Try an internship – there are more and more data science internship offers out there. Take the opportunity to see what you like. You might specialise in one direction later in your career, but for your first jobs and while you’re still learning, it’s about finding what you like.
Don’t get stuck focusing too much on any one particular language. If you’re comfortable with Python, then the company should adapt to Python. If you’re working with R, the company should adapt to R. Don’t be too closed-minded about one technology over another… it won’t matter anyway in 5 years as things evolve and you have to learn the newest language!
Data scientists are always focused on technology and algorithms, but my advice is to seek out the business value in what you do, and understand the impact on the company. This will make the difference between being a good data scientist, and being a good data scientist with a job!
What do you like most about your profession? What motivates you?
What I like most is developing products and the strategic side of solving problems for companies. I’m very interested in how we can expand data science usage to other types of fields and businesses, outside of the digital, ecommerce and classifieds sectors. What motivates me is helping companies understand what they want to achieve, and then accomplishing it with the right data, developments, and data scientist talent.
How do you see data science and machine learning evolving over the next decade?
Globally, we’re moving more to the cloud, and we’re increasingly able to solve problems now that we are scaling up: Clusters are cheaper and more powerful, we can stream data at scale. This is a good starting point and it is only going to improve over time.
I don’t see the technology ramping up disruptively, but rather machine learning will scale up and across a wider field of application. The maturity of machine learning is such that we can touch any kind of domain today, so I see data science being used and embraced in new sectors that were previously closed. Blockchain technology, augmented reality, virtual reality, speech recognition and neural-net will all have an impact in the next decade.
And the million-dollar question: Will machines overtake us all?
In the future, we’ll become even more interdependent on machines as they become more responsive. If we look at how we’re solving problems today using artificial intelligence and machine learning, it’s a question of optimisation – being more efficient, making more money. If we generalise that and try to optimise all around us, how long will it take the machines to realise that the humans are actually the bottleneck to these optimisations? [laughs]

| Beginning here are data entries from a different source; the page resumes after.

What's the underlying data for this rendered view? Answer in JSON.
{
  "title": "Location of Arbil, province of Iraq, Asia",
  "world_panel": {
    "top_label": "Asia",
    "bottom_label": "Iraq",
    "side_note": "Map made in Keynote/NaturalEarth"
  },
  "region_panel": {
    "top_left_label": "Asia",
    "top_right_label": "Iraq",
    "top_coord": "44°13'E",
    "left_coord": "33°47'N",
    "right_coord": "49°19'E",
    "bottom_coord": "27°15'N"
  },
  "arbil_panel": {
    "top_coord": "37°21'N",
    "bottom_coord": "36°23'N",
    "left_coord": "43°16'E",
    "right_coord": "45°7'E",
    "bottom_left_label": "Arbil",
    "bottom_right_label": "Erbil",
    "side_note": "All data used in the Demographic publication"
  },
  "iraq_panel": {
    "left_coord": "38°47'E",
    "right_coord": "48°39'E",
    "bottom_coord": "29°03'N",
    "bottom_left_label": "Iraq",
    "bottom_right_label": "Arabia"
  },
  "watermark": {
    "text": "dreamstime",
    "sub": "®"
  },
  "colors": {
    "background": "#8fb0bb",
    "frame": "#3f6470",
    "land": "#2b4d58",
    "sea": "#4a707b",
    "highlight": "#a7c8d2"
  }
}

We shouldn’t be afraid of this, though, because we can use this technology to our advantage in the interest of “augmented humanity”… bettering ourselves thanks to technology so that we won’t need to be replaced.